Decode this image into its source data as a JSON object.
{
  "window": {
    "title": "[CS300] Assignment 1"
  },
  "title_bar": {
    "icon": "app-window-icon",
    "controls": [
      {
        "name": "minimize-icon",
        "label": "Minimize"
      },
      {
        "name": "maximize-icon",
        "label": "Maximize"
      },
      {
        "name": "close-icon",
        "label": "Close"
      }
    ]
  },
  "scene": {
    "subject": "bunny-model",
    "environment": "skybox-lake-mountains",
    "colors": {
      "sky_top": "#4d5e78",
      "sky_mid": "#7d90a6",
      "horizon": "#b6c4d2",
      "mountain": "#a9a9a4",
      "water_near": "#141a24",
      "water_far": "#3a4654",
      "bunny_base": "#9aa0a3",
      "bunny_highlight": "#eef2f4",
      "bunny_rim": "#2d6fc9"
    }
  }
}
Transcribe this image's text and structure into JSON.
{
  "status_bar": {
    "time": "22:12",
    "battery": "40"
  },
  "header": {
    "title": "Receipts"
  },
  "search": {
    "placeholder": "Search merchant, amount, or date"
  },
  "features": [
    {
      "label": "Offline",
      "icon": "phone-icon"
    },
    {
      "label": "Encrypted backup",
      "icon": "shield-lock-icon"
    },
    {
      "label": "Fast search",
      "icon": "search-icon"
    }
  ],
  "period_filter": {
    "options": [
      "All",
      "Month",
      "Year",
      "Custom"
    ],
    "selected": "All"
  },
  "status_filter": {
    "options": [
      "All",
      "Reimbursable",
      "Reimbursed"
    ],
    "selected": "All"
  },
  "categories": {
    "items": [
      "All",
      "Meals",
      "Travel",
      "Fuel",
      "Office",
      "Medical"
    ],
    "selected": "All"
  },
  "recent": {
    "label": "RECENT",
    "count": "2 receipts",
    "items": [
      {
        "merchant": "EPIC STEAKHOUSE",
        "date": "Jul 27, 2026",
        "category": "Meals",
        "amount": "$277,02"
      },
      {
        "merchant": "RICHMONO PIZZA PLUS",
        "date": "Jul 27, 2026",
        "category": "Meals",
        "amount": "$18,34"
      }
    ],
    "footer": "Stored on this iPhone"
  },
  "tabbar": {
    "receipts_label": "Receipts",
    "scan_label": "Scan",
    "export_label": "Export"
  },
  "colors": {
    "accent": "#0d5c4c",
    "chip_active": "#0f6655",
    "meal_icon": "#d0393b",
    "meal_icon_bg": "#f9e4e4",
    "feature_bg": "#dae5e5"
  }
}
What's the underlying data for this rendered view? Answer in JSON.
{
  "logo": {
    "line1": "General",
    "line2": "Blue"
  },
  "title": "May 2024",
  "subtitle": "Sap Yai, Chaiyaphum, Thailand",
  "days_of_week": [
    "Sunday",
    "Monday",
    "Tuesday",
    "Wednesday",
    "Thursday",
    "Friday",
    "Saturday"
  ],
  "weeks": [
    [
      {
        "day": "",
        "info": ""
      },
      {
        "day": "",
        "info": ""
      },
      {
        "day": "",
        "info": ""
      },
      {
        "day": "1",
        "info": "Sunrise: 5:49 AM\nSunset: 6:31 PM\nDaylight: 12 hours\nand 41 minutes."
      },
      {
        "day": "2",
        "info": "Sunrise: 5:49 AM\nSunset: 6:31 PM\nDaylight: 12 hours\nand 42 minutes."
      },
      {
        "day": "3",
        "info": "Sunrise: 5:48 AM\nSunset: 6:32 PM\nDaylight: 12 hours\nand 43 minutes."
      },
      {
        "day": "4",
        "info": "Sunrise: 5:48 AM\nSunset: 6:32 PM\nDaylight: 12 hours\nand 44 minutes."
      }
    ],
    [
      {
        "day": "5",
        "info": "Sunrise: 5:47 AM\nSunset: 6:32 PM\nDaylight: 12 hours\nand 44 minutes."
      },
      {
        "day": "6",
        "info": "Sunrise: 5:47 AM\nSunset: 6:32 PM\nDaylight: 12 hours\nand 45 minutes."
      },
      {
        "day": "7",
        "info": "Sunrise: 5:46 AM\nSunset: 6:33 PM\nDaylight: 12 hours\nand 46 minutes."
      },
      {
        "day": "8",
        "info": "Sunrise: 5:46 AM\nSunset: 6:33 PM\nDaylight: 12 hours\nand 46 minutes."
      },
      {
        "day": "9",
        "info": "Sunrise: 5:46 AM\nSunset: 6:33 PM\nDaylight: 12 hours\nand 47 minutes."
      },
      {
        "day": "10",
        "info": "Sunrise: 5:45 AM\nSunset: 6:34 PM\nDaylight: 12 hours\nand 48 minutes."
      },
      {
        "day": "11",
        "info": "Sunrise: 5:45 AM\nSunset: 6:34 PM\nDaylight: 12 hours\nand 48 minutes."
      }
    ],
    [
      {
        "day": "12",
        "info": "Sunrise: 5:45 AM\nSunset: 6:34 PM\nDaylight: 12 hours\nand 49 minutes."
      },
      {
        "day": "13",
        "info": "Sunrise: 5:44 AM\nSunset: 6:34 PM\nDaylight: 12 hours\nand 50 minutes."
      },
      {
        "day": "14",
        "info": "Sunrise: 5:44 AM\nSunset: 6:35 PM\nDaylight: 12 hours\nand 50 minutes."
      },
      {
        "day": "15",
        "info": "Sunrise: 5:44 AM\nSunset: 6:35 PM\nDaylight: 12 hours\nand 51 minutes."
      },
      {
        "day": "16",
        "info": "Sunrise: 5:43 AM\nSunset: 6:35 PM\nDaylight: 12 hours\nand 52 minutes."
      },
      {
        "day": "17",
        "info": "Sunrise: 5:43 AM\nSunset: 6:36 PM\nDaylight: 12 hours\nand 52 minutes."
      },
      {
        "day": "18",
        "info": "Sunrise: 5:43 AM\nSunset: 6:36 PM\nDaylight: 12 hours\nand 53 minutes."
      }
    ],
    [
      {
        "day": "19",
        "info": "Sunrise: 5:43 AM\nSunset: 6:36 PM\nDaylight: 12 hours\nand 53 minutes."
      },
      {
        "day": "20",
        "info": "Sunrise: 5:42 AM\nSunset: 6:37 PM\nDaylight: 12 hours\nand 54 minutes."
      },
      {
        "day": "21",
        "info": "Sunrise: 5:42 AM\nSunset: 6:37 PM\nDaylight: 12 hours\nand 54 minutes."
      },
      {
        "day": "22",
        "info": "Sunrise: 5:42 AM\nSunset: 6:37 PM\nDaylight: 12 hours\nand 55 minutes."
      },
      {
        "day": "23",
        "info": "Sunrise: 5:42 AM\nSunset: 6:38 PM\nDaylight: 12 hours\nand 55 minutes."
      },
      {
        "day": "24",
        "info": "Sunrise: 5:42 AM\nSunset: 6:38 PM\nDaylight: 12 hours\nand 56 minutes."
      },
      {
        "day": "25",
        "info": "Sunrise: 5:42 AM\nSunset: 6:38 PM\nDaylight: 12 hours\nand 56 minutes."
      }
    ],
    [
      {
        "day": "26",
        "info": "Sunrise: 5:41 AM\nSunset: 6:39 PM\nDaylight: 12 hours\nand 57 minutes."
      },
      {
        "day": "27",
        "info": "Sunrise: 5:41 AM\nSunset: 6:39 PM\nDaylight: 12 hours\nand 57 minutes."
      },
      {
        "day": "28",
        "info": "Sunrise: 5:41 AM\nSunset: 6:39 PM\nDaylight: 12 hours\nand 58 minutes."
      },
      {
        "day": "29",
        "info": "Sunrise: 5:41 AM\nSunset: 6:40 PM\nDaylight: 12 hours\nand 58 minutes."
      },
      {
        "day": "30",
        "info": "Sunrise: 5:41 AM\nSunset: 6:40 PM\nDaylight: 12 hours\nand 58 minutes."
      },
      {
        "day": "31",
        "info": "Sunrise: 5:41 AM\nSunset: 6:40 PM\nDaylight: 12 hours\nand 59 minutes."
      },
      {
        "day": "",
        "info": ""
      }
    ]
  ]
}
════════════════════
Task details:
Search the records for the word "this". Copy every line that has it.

Task result:
Decode this image into its source data as a JSON object.
Transcribe this image's text and structure into JSON.
    "footer": "Stored on this iPhone"
What's the underlying data for this rendered view? Answer in JSON.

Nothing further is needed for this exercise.